President Barack Obama marched up capitol hill on Saturday to ensure his health care reforms would not fail, and it appears that with just hours to go before the vote he may have succeeded.
First he had to persuade waverers in his own party to back the bill. When he emerged from the talks he looked worn out, but then he spoke to members of both parties with energy and conviction.
“If you think that the system is working for ordinary Americans, rather than the insurance companies, then you should vote No on this bill. If you can honestly say that, then you shouldn’t support it. You are here to represent your constituencies and if you think your constituencies wouldn’t be helped, you shouldn’t vote for this.”
Opposition to the bill remains ferocious for those convinced healthcare for everyone is dangerously close to Socialism, but the Democrats insist it will not cost the astronomical sums claimed by its critics.

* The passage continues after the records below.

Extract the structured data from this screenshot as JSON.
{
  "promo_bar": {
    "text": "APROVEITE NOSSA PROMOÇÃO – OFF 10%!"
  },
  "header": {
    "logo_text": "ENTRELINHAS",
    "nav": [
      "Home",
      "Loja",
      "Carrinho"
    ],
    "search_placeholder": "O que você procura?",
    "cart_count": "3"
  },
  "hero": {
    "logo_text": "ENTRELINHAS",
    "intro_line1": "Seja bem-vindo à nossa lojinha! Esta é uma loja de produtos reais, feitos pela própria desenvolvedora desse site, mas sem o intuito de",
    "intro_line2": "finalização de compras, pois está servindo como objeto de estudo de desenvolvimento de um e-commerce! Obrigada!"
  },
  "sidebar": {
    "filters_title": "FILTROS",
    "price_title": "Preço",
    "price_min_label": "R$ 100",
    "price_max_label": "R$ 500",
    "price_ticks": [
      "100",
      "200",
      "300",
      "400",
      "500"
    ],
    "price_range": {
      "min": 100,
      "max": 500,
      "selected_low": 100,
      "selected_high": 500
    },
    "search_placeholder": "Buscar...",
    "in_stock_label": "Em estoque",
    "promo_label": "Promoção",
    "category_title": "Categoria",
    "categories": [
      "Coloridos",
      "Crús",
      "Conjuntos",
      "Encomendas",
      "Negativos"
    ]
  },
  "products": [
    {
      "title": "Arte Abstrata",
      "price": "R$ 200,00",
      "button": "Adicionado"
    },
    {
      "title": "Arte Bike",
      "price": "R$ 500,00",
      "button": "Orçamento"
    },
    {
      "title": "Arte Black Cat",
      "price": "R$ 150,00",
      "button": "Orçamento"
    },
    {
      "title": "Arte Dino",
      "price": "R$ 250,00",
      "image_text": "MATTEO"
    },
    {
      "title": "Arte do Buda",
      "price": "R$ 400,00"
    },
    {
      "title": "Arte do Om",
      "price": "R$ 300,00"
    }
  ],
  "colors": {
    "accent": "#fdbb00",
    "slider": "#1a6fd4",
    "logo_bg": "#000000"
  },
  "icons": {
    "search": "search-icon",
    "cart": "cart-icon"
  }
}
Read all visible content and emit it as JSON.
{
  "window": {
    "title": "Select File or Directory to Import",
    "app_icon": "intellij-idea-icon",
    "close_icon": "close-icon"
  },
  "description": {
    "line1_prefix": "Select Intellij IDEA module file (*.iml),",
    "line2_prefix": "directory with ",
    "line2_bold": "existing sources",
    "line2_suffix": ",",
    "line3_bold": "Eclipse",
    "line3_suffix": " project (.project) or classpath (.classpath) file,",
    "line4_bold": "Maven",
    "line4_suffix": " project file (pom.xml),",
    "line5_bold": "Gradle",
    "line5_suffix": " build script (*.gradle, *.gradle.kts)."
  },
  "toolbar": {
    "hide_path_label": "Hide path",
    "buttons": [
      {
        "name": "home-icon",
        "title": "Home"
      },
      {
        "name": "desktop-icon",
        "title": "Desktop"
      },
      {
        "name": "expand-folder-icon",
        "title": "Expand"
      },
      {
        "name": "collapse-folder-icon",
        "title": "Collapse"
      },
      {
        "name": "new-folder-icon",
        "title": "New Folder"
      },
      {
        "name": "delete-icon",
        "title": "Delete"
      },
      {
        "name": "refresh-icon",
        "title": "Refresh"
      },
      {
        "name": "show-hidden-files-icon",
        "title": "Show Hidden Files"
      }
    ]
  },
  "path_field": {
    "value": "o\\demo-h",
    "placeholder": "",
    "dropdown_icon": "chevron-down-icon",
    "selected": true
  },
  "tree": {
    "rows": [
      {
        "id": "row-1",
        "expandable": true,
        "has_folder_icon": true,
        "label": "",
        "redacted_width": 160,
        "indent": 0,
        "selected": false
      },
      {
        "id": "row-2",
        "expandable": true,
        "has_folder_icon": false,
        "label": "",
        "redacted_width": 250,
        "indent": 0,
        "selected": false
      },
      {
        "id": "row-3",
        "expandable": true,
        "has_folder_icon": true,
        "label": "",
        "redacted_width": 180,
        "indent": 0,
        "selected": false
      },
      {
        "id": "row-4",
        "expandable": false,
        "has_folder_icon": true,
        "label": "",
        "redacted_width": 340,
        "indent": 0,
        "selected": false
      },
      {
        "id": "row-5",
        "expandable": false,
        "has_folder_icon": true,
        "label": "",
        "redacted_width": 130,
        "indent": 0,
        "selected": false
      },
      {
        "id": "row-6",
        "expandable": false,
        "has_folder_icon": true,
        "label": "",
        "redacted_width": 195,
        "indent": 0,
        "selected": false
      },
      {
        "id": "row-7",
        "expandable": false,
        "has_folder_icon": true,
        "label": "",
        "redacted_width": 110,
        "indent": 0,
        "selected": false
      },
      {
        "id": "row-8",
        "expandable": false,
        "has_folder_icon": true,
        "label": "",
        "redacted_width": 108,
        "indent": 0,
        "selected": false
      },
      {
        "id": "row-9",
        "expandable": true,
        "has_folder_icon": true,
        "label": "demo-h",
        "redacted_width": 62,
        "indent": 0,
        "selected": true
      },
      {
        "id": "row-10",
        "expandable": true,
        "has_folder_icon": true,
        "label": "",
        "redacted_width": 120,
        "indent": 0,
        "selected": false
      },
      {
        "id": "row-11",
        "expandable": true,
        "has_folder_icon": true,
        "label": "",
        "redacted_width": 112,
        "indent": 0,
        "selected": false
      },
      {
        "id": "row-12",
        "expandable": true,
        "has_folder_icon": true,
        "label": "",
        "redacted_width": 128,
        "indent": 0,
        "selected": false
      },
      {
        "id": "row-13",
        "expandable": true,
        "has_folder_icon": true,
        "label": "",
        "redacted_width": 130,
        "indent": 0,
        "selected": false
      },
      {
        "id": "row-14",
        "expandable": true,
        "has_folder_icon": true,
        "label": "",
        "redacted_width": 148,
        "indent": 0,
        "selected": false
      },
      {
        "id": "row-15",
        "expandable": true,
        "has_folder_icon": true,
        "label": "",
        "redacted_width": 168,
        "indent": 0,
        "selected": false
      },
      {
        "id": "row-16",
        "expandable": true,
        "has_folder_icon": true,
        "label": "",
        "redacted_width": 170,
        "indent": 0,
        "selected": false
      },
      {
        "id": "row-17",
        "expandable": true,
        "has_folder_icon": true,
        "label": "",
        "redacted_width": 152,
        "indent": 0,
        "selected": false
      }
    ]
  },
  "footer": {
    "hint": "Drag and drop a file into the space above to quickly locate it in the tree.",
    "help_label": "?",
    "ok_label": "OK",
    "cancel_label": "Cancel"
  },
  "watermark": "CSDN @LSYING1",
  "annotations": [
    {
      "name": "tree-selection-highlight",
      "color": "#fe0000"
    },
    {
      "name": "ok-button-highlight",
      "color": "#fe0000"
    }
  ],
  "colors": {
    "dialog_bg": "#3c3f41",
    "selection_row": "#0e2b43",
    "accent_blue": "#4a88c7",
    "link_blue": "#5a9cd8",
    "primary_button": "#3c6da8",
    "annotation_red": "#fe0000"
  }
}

For the Democrats and their president, who has made healthcare his primary policy objective, this was a bill that could not fail. It is a presidency-defining moment, as much as the Afghan war or economic recovery. That is why Obama has focused on it almost exclusively these past weeks.